These activities do not put a large impact load on the foot. Ice. Apply cold packs on the most painful area of the posterior tibial tendon frequently to keep down the swelling. Placing ice over the
tendon immediately after completing an exercise helps to decrease the inflammation around the tendon.
Nonsteroidal Anti-inflammatory Medication (NSAIDS). Drugs, such as arcoxia, voltaren and celebrex help to reduce pain and inflammation. Taking such medications prior to an exercise activity helps to
limit inflammation around the tendon. However, long term use of these drugs can be harmful to you with side effects including peptic ulcer disease and renal impairment or failure. Casting. A short
leg cast or walking boot may be used for 6 to 8 weeks in the acutely painful foot. This allows the tendon to rest and the swelling to go down. However, a cast causes the other muscles of the leg to
atrophy (decrease in strength) and thus is only used if no other conservative treatment works. Most people can be helped with orthotics and braces. An orthotic is a shoe insert. It is the most common
non-surgical treatment for a flatfoot and it is very safe to use. A custom orthotic is required in patients who have moderate to severe changes in the shape of the foot. Physiotherapy helps to
strengthen the injured tendon and it can help patients with mild to moderate disease of the posterior tibial tendon.
If initial conservative therapy of posterior tibial tendon insufficiency fails, surgical treatment is considered. Operative treatment of stage 1 disease involves release of the tendon sheath,
tenosynovectomy, debridement of the tendon with excision of flap tears, and repair of longitudinal tears. A short-leg walking cast is worn for 3 weeks postoperatively. Teasdall and Johnson reported
complete relief of pain in 74% of 14 patients undergoing this treatment regimen for stage 1 disease.

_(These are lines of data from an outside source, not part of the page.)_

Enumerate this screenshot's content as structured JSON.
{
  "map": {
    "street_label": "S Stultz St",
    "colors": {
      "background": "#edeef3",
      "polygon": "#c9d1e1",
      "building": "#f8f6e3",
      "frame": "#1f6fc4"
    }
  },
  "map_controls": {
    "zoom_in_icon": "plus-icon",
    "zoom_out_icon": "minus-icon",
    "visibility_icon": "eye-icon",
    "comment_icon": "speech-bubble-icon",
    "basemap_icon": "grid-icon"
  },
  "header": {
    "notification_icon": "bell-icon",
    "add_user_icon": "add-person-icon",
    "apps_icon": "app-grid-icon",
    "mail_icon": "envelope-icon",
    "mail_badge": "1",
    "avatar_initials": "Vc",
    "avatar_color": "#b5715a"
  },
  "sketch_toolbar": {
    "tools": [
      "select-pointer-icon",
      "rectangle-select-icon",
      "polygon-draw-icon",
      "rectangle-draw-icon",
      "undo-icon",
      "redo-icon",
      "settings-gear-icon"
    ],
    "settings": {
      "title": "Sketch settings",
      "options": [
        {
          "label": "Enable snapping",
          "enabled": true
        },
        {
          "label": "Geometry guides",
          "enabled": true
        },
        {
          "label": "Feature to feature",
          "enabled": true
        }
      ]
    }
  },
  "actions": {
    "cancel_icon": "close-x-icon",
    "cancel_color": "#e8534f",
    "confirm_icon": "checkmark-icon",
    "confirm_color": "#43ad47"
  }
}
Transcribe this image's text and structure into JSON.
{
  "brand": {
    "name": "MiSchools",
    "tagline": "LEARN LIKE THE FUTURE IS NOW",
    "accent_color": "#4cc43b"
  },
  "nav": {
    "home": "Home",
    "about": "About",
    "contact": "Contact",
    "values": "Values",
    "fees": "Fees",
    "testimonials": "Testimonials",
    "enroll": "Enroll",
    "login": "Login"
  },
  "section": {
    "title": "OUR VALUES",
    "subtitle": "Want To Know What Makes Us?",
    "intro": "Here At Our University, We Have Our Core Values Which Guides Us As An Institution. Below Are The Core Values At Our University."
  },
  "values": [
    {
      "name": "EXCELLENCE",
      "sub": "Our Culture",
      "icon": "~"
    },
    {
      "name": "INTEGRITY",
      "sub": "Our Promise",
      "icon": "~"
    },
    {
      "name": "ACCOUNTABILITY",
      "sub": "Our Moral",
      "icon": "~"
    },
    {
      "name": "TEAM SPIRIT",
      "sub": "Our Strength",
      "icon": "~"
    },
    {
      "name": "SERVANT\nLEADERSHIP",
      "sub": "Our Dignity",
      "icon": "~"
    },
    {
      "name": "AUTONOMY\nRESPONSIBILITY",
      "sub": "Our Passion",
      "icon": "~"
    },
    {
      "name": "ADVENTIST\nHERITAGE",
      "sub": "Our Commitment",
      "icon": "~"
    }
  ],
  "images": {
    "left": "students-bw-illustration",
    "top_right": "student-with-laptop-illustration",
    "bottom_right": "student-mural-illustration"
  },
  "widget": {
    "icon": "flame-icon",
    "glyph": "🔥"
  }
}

Surgical debridement of tenosynovitis in early stages is believed to possibly prevent progression
of disease to later stages of dysfunction.